:: Instructions to follow ::
What lines in the data below mention the string "RANDOM"? Copy them out.

(Website and app data records)
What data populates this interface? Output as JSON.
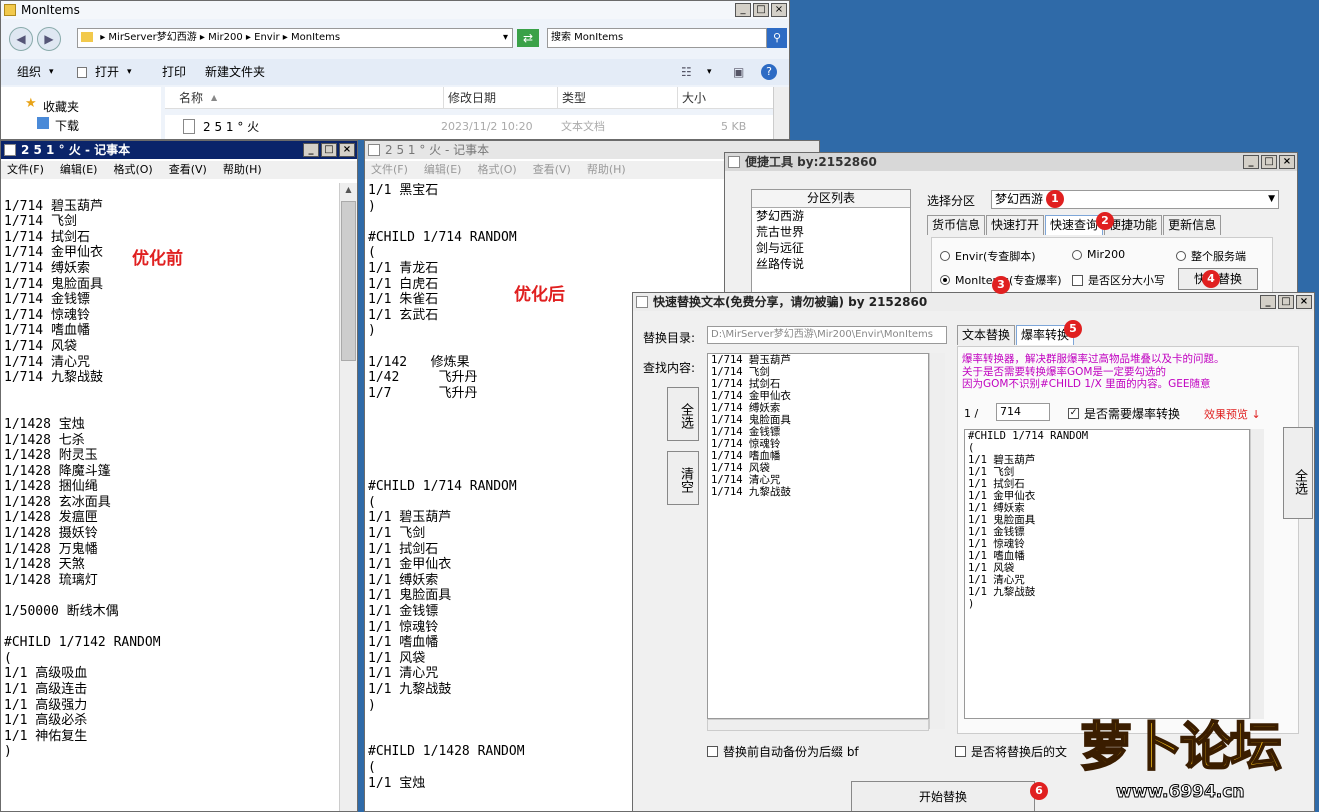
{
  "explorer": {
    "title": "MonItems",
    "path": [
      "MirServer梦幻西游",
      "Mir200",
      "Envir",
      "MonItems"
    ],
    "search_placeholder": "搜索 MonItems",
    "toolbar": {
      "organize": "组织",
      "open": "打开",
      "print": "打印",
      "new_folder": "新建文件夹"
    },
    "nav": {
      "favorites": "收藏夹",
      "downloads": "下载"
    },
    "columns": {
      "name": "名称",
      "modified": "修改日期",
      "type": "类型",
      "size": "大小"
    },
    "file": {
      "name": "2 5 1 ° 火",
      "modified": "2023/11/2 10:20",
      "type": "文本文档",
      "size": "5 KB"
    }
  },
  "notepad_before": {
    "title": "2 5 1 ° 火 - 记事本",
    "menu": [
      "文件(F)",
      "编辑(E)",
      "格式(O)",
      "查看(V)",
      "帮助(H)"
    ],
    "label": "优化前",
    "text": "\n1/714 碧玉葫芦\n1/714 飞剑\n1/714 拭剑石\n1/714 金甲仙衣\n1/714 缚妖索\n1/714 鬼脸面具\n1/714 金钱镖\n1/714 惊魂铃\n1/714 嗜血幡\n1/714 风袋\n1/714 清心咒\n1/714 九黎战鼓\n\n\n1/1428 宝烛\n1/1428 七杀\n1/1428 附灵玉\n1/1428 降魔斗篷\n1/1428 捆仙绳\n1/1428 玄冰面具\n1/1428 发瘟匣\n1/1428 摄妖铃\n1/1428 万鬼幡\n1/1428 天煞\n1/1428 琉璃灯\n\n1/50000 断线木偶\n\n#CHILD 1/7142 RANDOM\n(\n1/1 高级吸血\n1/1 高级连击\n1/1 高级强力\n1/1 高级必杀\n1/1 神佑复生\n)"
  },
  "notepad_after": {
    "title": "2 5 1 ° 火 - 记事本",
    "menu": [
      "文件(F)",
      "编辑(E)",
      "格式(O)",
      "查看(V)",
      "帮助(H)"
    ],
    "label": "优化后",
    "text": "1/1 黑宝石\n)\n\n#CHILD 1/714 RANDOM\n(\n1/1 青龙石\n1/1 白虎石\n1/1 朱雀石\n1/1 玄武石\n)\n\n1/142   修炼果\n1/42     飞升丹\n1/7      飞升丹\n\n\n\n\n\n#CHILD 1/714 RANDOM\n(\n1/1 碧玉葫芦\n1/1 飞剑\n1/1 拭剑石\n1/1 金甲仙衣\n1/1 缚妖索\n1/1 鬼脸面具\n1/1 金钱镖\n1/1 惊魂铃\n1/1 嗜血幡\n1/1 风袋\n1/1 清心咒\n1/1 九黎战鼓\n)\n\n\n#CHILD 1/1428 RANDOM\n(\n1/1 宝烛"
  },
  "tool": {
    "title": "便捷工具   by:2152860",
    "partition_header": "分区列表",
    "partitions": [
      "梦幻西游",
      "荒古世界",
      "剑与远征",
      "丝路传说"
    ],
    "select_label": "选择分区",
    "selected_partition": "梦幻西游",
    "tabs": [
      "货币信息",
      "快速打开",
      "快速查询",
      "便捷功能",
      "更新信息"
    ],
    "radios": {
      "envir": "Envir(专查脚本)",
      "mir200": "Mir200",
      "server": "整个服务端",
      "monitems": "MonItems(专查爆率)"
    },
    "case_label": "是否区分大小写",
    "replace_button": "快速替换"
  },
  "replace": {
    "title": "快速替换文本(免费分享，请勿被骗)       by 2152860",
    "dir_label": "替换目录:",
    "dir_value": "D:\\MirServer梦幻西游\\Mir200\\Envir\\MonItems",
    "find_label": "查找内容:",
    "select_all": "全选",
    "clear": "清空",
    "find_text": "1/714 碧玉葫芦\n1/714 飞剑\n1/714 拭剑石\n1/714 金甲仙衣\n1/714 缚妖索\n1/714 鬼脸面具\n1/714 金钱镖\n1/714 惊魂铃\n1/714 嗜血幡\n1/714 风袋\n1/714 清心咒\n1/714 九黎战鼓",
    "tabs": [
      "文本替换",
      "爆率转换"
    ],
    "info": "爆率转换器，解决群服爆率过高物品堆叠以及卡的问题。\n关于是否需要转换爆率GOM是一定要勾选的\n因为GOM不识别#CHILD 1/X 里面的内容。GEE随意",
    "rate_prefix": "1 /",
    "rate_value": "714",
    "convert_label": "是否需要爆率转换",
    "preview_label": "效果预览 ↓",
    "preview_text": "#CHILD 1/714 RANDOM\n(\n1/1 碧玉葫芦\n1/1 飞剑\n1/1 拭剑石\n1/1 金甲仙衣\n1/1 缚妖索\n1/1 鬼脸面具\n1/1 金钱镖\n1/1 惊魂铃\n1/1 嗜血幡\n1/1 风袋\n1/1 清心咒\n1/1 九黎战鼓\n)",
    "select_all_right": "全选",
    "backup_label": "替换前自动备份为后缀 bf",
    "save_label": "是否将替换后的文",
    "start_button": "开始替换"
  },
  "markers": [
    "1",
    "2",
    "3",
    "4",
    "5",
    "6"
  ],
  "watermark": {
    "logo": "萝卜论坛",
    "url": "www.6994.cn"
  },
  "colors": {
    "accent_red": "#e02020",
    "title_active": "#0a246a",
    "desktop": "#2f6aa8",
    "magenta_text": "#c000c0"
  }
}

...

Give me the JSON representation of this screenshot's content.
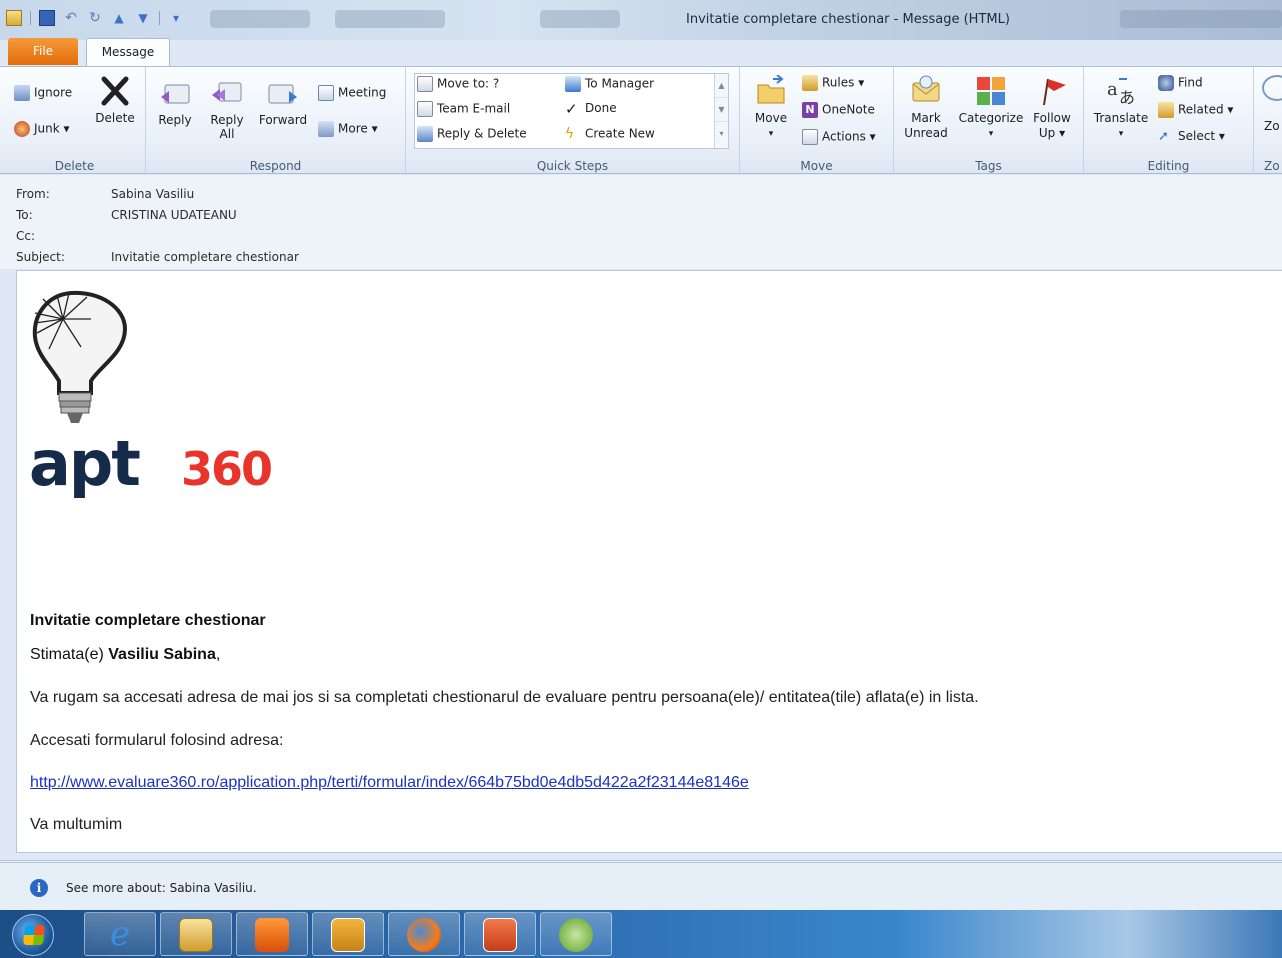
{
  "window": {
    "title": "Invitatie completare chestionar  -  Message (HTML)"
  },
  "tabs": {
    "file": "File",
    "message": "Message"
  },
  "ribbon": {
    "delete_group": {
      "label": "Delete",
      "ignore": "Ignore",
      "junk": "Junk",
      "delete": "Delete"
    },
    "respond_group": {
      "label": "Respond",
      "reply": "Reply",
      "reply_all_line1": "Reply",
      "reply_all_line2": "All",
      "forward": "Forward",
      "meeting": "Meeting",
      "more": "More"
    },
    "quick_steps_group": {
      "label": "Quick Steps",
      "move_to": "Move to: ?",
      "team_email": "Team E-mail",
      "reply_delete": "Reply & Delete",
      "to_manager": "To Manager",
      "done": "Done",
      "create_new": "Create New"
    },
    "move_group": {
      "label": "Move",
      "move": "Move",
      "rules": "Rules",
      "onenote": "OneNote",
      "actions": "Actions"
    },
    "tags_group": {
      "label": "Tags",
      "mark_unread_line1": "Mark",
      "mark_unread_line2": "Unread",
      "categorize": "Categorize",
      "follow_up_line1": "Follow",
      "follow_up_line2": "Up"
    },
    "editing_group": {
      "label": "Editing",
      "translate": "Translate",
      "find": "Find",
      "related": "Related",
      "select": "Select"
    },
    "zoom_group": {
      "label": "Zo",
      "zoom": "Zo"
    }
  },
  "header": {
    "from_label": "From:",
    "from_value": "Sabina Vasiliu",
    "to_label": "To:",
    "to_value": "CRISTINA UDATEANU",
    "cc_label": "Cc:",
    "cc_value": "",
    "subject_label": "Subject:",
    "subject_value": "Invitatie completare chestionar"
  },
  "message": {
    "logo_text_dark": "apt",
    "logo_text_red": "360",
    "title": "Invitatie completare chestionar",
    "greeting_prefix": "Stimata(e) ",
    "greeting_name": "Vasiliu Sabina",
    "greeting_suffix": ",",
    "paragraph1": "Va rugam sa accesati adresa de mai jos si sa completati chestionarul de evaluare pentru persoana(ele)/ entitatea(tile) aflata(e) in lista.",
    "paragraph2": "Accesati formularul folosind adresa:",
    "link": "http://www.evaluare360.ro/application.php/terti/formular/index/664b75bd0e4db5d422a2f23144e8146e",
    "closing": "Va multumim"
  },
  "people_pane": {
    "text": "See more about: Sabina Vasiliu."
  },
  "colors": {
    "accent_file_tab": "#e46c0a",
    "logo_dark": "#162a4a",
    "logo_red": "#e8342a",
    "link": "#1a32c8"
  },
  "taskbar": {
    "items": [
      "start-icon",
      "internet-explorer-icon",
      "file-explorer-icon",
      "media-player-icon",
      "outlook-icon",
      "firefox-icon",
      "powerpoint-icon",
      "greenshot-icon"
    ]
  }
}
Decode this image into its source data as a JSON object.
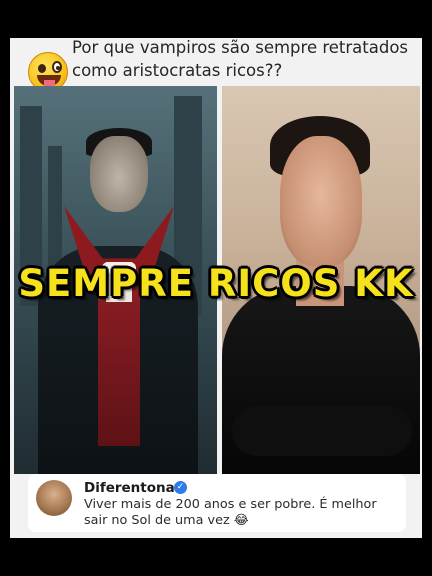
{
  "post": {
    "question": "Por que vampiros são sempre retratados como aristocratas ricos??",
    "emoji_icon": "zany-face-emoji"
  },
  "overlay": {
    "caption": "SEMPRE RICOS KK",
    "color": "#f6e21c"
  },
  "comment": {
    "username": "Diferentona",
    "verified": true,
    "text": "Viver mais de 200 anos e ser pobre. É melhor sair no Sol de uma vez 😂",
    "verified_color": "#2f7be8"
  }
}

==

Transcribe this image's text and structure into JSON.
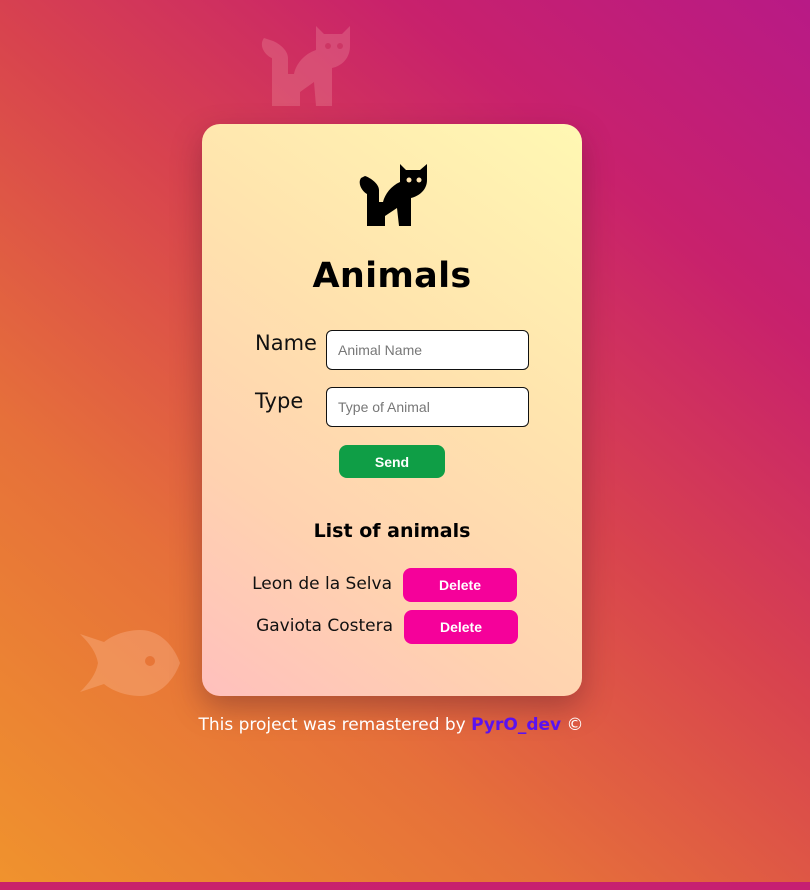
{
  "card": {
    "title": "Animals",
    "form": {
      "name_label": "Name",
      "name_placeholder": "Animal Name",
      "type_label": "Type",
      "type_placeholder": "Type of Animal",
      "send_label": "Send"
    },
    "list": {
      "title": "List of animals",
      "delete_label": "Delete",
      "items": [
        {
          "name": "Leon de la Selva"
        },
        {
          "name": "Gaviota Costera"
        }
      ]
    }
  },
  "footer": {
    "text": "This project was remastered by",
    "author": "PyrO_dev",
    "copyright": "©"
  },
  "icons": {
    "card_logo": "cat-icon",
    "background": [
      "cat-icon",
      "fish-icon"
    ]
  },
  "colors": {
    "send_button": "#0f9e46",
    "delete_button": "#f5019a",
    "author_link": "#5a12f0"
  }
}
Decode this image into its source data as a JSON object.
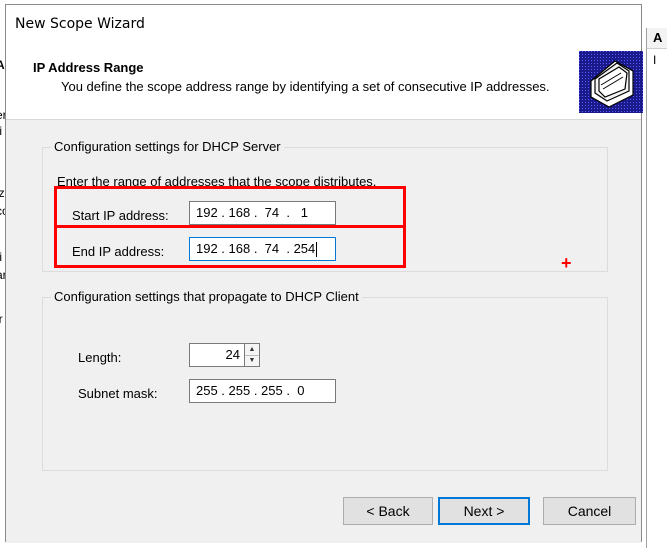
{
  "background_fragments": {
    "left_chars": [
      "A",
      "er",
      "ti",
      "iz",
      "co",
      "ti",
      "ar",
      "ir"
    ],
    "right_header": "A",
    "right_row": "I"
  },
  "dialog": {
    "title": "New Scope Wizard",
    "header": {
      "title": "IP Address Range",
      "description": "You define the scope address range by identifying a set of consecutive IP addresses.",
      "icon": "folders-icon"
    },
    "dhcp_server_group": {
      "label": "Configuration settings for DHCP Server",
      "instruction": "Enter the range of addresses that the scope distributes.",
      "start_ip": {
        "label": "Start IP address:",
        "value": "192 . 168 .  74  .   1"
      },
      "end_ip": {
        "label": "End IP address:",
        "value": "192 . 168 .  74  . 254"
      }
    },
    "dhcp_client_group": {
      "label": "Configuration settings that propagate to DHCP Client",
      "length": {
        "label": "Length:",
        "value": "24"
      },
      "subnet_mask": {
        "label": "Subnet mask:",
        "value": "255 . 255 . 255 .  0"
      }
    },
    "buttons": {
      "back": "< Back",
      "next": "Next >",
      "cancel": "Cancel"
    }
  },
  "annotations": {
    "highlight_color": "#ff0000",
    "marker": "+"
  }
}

:: The answer ::
    "text": "\n1/714 碧玉葫芦\n1/714 飞剑\n1/714 拭剑石\n1/714 金甲仙衣\n1/714 缚妖索\n1/714 鬼脸面具\n1/714 金钱镖\n1/714 惊魂铃\n1/714 嗜血幡\n1/714 风袋\n1/714 清心咒\n1/714 九黎战鼓\n\n\n1/1428 宝烛\n1/1428 七杀\n1/1428 附灵玉\n1/1428 降魔斗篷\n1/1428 捆仙绳\n1/1428 玄冰面具\n1/1428 发瘟匣\n1/1428 摄妖铃\n1/1428 万鬼幡\n1/1428 天煞\n1/1428 琉璃灯\n\n1/50000 断线木偶\n\n#CHILD 1/7142 RANDOM\n(\n1/1 高级吸血\n1/1 高级连击\n1/1 高级强力\n1/1 高级必杀\n1/1 神佑复生\n)"
    "text": "1/1 黑宝石\n)\n\n#CHILD 1/714 RANDOM\n(\n1/1 青龙石\n1/1 白虎石\n1/1 朱雀石\n1/1 玄武石\n)\n\n1/142   修炼果\n1/42     飞升丹\n1/7      飞升丹\n\n\n\n\n\n#CHILD 1/714 RANDOM\n(\n1/1 碧玉葫芦\n1/1 飞剑\n1/1 拭剑石\n1/1 金甲仙衣\n1/1 缚妖索\n1/1 鬼脸面具\n1/1 金钱镖\n1/1 惊魂铃\n1/1 嗜血幡\n1/1 风袋\n1/1 清心咒\n1/1 九黎战鼓\n)\n\n\n#CHILD 1/1428 RANDOM\n(\n1/1 宝烛"
    "preview_text": "#CHILD 1/714 RANDOM\n(\n1/1 碧玉葫芦\n1/1 飞剑\n1/1 拭剑石\n1/1 金甲仙衣\n1/1 缚妖索\n1/1 鬼脸面具\n1/1 金钱镖\n1/1 惊魂铃\n1/1 嗜血幡\n1/1 风袋\n1/1 清心咒\n1/1 九黎战鼓\n)",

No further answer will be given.